Subject: Re: Free Software Business Models
From: Dave Crossland <>
Date: Tue, 19 May 2009 16:59:32 +0100


Some clarifications:

2009/5/19 Dave Crossland <>:
> So I thought I'd ask here about what free software business models
> there are, exactly.

I understand this might become a long thread, and not too helpful to
me, but, I am interested in hearing a variety of business models even
if they don't appear to have any direct application to me.

> As someone looking to improve free software fonts,

I am not looking to maximize profit above all other concerns; I am
looking to improve free software fonts, and that could be done
commercially or non-commercially, but commercially so I can hire
existing trained professionals will be fastest.

Almost all other type designers are profit-maximisers and therefore
try to obtain the strongest, most restrictive monopoly they can find.
The market for that kind of font is totally saturated. For newcomers,
a less restrictive model seems to work well at breaking into the
existing market, and Jos Buivenga is a excellent example of this. Here
is his freeware EULA from :

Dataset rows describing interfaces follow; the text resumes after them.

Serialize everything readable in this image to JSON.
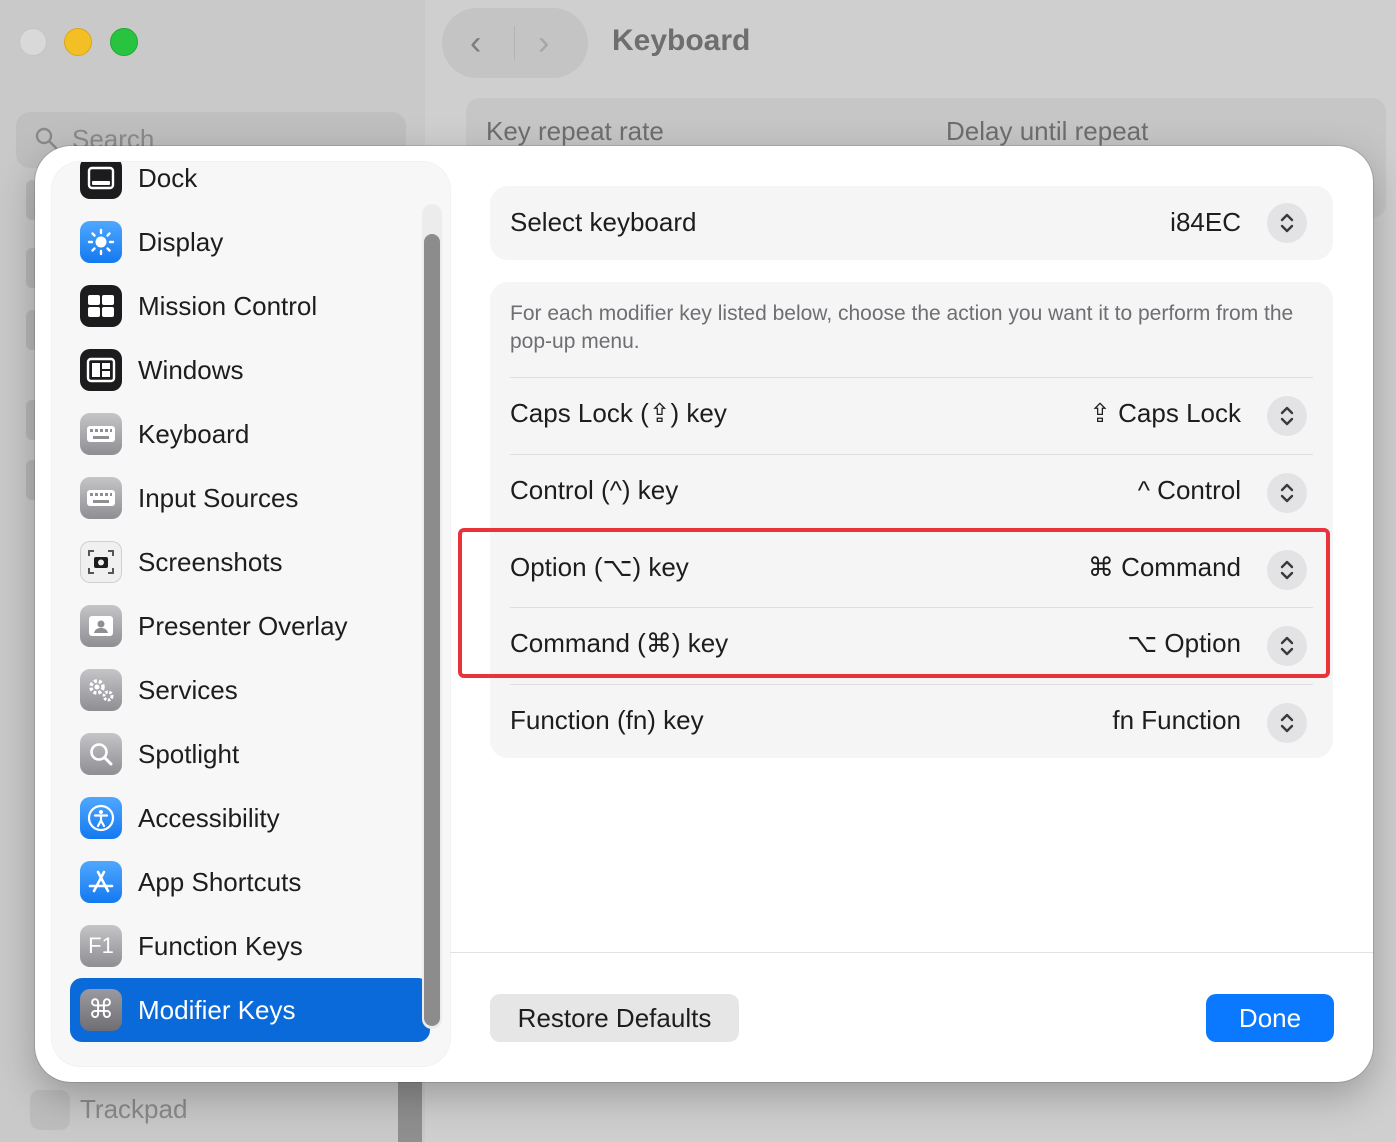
{
  "background": {
    "window_title": "Keyboard",
    "search_placeholder": "Search",
    "key_repeat_label": "Key repeat rate",
    "delay_label": "Delay until repeat",
    "bottom_item": "Trackpad"
  },
  "sidebar": {
    "items": [
      {
        "label": "Dock",
        "icon": "dock-icon"
      },
      {
        "label": "Display",
        "icon": "display-icon"
      },
      {
        "label": "Mission Control",
        "icon": "mission-control-icon"
      },
      {
        "label": "Windows",
        "icon": "windows-icon"
      },
      {
        "label": "Keyboard",
        "icon": "keyboard-icon"
      },
      {
        "label": "Input Sources",
        "icon": "input-sources-icon"
      },
      {
        "label": "Screenshots",
        "icon": "screenshots-icon"
      },
      {
        "label": "Presenter Overlay",
        "icon": "presenter-overlay-icon"
      },
      {
        "label": "Services",
        "icon": "services-icon"
      },
      {
        "label": "Spotlight",
        "icon": "spotlight-icon"
      },
      {
        "label": "Accessibility",
        "icon": "accessibility-icon"
      },
      {
        "label": "App Shortcuts",
        "icon": "app-shortcuts-icon"
      },
      {
        "label": "Function Keys",
        "icon": "function-keys-icon"
      },
      {
        "label": "Modifier Keys",
        "icon": "modifier-keys-icon",
        "selected": true
      }
    ],
    "function_keys_glyph": "F1",
    "modifier_glyph": "⌘"
  },
  "keyboard_select": {
    "label": "Select keyboard",
    "value": "i84EC"
  },
  "modifiers": {
    "description": "For each modifier key listed below, choose the action you want it to perform from the pop-up menu.",
    "rows": [
      {
        "label": "Caps Lock (⇪) key",
        "value": "⇪ Caps Lock"
      },
      {
        "label": "Control (^) key",
        "value": "^ Control"
      },
      {
        "label": "Option (⌥) key",
        "value": "⌘ Command"
      },
      {
        "label": "Command (⌘) key",
        "value": "⌥ Option"
      },
      {
        "label": "Function (fn) key",
        "value": "fn Function"
      }
    ]
  },
  "footer": {
    "restore_label": "Restore Defaults",
    "done_label": "Done"
  },
  "colors": {
    "accent": "#0a78ff",
    "selected": "#0a6ad9",
    "highlight": "#e8333a"
  }
}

"Font license information

    * This font is free for personal and commercial use
    * The font file/software may be modified to suit design of system
      but strictly for your own (personal or commercial) use. You may
not sell or distribute it
    * Embedding (in PDF's, Flash files and programs) is allowed
    * You may use this font for Font-Face embedding, but only if you
put a link to on your page and/or put this notice /* A
font by Jos Buivenga (exljbris) -> */ in your CSS file
as near as possible to the piece of code that declares the Font-Face
embedding of this font.
    * This font may not be distributed or sold -not online nor on any
media- without my permission
    * This font is and remains (even when modified) the intellecual
property of Jos Buivenga
    * Exljbris (Jos Buivenga) is not liable for any damage resulting
from the use of this font"

He then sells fully proprietary fonts at and was one of's most popular vendors last year, thanks to this
freeware-loss-leader business model.

Since I'm committed to free software fonts, I think it would be
counterproductive to run a font business with free software fonts
upselling proprietary ones in this way.